The Twisted Mr. Twisto
There's no secret to Charles Biro's approach to comic book writing. Focus on the bad guys. Villains are intrinsically more interesting that goody two-shoes good guys. The last time I showed classic Biro was a Daredevil story in Pappy's #229.
Biro's best covers are classics of pulpish sleaze. The cover to MLJ Comics' Zip Comics #9, November 1940, from which this Steel Sterling story is scanned, is a good example. Headless men, their brains in see-thru tubes, are having a punch-up with Steel. There's no story like that, but as a cover it's worth a lot of sales.
As for Mr. Twisto, the bad guy from this circus-based story, he's a villain firmly in the Biro tradition.

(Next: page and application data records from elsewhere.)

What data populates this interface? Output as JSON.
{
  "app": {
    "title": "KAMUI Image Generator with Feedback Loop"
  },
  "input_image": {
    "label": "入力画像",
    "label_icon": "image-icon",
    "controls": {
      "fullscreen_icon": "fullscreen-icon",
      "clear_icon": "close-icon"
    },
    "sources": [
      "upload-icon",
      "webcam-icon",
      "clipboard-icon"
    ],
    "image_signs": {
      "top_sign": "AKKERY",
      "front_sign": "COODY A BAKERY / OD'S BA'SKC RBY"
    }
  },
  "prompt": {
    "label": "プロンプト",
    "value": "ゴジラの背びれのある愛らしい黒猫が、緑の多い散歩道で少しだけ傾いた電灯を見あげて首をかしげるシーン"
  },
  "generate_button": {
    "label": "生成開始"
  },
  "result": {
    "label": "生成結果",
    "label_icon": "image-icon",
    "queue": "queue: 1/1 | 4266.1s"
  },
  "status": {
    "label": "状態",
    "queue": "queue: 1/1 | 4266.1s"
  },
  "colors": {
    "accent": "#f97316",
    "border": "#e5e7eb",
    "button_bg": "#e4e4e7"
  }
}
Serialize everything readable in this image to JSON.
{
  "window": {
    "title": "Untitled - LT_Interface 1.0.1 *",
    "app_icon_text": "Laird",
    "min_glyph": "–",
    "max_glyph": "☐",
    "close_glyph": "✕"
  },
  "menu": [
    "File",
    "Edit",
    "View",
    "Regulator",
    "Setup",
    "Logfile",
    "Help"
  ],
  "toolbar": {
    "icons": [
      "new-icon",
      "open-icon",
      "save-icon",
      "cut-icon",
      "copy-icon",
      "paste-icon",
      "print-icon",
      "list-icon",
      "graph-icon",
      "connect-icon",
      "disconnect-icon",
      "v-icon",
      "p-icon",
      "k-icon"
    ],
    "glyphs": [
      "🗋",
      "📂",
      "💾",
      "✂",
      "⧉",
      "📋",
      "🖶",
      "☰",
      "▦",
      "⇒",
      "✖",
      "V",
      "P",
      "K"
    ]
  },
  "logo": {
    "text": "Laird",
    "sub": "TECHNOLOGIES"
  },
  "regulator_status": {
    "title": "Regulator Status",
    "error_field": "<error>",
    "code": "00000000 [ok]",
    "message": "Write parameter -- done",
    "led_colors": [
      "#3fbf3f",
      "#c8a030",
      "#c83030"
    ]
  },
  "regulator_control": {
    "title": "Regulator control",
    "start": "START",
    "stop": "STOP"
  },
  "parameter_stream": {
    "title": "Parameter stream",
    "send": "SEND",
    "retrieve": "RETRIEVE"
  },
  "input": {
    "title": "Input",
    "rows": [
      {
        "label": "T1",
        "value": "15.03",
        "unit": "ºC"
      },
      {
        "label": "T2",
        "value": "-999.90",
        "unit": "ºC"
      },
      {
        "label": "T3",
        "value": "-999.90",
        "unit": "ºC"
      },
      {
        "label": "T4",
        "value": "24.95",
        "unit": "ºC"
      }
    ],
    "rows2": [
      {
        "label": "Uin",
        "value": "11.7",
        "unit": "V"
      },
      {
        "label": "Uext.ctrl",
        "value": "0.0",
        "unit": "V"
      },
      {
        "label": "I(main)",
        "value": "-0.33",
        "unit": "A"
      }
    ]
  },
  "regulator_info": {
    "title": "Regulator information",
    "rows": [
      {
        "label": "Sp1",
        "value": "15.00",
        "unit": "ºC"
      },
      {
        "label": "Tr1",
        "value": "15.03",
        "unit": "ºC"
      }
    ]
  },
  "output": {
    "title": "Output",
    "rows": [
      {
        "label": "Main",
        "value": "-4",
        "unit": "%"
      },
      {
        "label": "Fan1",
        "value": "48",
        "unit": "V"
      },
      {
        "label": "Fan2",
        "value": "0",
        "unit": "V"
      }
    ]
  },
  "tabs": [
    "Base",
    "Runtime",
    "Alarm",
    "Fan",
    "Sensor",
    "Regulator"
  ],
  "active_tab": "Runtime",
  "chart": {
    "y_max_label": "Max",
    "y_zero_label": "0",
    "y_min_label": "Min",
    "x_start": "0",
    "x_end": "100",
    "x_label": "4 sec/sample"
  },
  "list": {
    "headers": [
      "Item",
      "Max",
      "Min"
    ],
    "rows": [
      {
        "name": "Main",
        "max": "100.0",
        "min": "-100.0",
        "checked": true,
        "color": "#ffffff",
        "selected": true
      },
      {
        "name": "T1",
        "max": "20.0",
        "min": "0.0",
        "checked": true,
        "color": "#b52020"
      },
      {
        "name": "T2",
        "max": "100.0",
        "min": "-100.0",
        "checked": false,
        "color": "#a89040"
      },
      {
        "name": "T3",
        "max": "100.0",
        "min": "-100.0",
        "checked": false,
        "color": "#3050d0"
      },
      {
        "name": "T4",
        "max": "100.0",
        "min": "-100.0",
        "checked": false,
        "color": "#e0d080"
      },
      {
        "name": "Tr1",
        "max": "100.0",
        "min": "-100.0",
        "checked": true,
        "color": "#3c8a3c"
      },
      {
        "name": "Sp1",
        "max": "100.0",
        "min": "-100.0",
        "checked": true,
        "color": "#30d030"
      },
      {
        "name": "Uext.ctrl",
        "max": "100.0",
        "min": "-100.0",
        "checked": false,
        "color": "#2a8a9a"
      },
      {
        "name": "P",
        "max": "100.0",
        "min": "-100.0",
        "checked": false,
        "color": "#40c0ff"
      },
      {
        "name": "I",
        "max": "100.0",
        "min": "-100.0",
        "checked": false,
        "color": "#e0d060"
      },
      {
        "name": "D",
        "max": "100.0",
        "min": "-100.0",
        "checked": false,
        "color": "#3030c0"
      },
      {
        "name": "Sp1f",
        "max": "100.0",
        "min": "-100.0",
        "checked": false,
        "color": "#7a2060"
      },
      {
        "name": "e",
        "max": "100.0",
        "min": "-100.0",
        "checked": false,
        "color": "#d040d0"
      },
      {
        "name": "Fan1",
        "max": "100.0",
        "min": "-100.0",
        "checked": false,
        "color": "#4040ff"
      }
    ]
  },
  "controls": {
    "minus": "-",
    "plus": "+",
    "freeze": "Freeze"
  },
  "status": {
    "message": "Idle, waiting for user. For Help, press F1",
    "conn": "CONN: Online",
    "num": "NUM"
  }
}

Harry Shorten was involved with MLJ Comics from its earliest days. He worked on Archie and other features. He is probably best known to a later generation of comics fans for publishing Tower Comics and T.H.U.N.D.E.R. Agents. He even published the infamous Midwood Books. With Al Fagaly, also an MLJ alumnus, he created the There Oughta Be A Law! newspaper comic strip, which ran from 1944 to 1984. Like Jimmy Hatlo's They'll Do It Every Time, the strip that inspired Law, Shorten's strip was a combination of irony and funny names. In these examples check out "Cringely," "Glandula," "Polyp," etc. These strips come from a 1969 Belmont Books collection.